Letter shows White House wouldn't provide documents to agency investigating Ukraine aid
Posted January 23, 2020 11:13 p.m. EST
CNN — The White House refused to provide documents to a nonpartisan congressional watchdog investigating President Donald Trump's decision to withhold US security aid to Ukraine, according to documents released by Democratic Sen. Chris Van Hollen of Maryland on Thursday.
Included in the release is a December 20 letter from the White House responding to an inquiry from the Government Accountability Office by citing a previous legal memo from the Office of Management and Budget defending the military aid freeze.
In the letter, Brian Miller, a senior associate counsel to the President, was responding to a request from the GAO seeking "factual information and legal views" about why the Ukraine aid had been held from acting White House chief of staff Mick Mulvaney and White House counsel Pat Cipollone. Miller informed the GAO that Mulvaney and Cipollone would not be participating in the probe.
"The White House does not plan to respond separately to your letters," he wrote.
News of the White House's refusal to participate in the GAO's investigation comes after the watchdog agency issued its decision earlier this month that the Trump administration had broken the law when it withheld the security aid to Ukraine last year, which had been appropriated by Congress.
The GAO concluded that the White House budget office had violated the Impoundment Control Act, a 1974 law that limits the White House from withholding funds that Congress has appropriated.
The Office of Management and Budget, which did provide a substantial response to the inquiry, had told the GAO it "withheld the funds to ensure that they were not spent 'in a manner that could conflict with the President's foreign policy,' " said Thomas Armstrong, the GAO's general counsel.
The GAO rejected that argument.
"Faithful execution of the law does not permit the President to substitute his own policy priorities for those that Congress has enacted into law," the GAO wrote. "OMB withheld funds for a policy reason, which is not permitted under the Impoundment Control Act. The withholding was not a programmatic delay. Therefore, we conclude that OMB violated the ICA."
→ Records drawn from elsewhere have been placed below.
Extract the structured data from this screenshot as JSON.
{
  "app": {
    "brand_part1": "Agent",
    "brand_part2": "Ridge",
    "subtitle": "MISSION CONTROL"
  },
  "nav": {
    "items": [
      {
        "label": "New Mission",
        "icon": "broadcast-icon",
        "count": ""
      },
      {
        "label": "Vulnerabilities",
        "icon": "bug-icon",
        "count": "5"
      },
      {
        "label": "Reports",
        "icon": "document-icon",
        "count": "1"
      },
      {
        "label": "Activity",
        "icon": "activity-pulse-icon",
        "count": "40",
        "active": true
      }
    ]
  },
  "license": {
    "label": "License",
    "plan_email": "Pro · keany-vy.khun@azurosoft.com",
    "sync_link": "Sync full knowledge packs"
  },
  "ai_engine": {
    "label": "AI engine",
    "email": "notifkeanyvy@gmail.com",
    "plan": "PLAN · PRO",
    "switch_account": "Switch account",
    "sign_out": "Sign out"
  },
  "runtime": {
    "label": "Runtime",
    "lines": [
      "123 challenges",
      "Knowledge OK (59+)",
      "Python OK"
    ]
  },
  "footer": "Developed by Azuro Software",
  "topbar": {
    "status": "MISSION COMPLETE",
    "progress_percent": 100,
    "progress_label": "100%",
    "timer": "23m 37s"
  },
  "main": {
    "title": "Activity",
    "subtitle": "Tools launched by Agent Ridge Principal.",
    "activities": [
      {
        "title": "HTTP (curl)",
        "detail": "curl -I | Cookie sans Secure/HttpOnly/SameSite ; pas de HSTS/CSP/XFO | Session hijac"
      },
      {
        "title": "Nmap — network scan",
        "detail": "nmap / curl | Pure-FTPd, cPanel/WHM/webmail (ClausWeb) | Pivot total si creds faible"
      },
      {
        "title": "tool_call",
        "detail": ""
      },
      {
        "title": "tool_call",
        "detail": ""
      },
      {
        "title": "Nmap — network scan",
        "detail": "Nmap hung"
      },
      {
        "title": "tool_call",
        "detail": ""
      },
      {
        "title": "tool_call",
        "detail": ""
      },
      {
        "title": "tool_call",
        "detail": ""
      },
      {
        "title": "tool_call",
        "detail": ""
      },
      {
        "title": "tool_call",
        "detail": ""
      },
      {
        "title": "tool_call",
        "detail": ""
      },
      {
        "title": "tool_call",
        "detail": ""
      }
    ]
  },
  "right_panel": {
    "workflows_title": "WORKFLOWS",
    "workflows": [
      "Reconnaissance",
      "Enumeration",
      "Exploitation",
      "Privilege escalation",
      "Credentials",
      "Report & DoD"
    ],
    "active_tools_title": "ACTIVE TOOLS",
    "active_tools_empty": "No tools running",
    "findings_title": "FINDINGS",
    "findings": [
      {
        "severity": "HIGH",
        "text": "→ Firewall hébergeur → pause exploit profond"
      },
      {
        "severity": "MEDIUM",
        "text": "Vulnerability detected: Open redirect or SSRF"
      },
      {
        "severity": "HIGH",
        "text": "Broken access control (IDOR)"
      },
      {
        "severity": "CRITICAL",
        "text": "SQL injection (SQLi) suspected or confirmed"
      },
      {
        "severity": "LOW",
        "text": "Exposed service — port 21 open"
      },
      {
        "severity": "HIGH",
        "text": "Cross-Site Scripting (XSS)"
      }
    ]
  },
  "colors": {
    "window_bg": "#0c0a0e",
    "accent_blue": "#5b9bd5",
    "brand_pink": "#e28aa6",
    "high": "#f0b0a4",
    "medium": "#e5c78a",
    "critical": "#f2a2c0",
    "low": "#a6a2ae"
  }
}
After the report was released, OMB spokeswoman Rachel Semmel said the budget office disagrees with the GAO's decision.
"OMB uses its apportionment authority to ensure taxpayer dollars are properly spent consistent with the President's priorities and with the law," Semmel said.
This is a breaking story and will be updated.